Thousands of people have fled the scene of a rumbling Indonesian volcano that burst to life for the first time in several years, belching a massive column of smoke and ash.
The disaster agency said on Monday the evacuation of more than 4,400 residents came as Mount Ili Lewotolok erupted on Sunday, spouting a thick tower of debris four kilometres into the sky, triggering a flight warning and the closure of a local airport.
The crater's last major eruption was in 2017.
Indonesia's Mount Ili Lewotolok has erupted belching a column of smoke and ash four kilometres into the sky pic.twitter.com/g2GYvHj00w— TRT World (@trtworld) November 29, 2020
Dangers of volcanic ash
There were no reports of injuries or damage from the eruption in a remote part of the Southeast Asian archipelago.
But authorities advised residents to wear masks to protect themselves from volcanic ash spouting from the crater in East Nusa Tenggara, the southernmost province of Indonesia, and to be alert for possible lava flows.
"To minimise the health impact from volcanic ash, it is recommended that people wear a mask or other equipment to protect their eyes and skin," National Disaster Mitigation Agency spokesman Raditya Jati said.

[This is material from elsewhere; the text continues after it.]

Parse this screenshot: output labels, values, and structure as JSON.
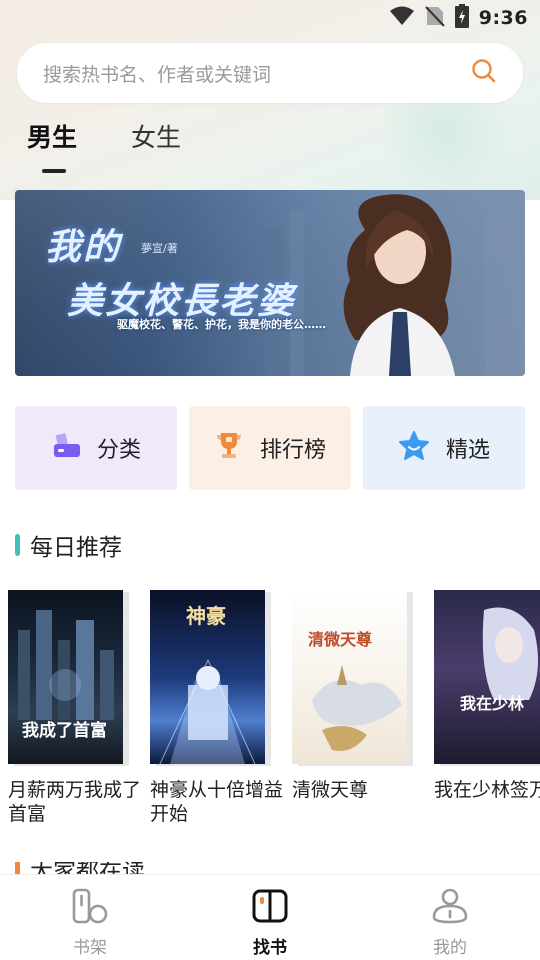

A two-kilometre no-go zone around the crater was also expanded to four kilometres after Sunday's eruption, while flights were advised to steer clear of the area as volcanic ash rained down on the local Wunopitu airport, which was temporarily closed.
Home of volcanoes
Indonesia is home to about 130 active volcanoes due to its position on the "Ring of Fire", a belt of tectonic plate boundaries circling the Pacific Ocean where frequent seismic activity occurs.
In late 2018, a volcano in the strait between Java and Sumatra islands erupted, causing an underwater landslide that unleashed a tsunami that killed more than 400 people.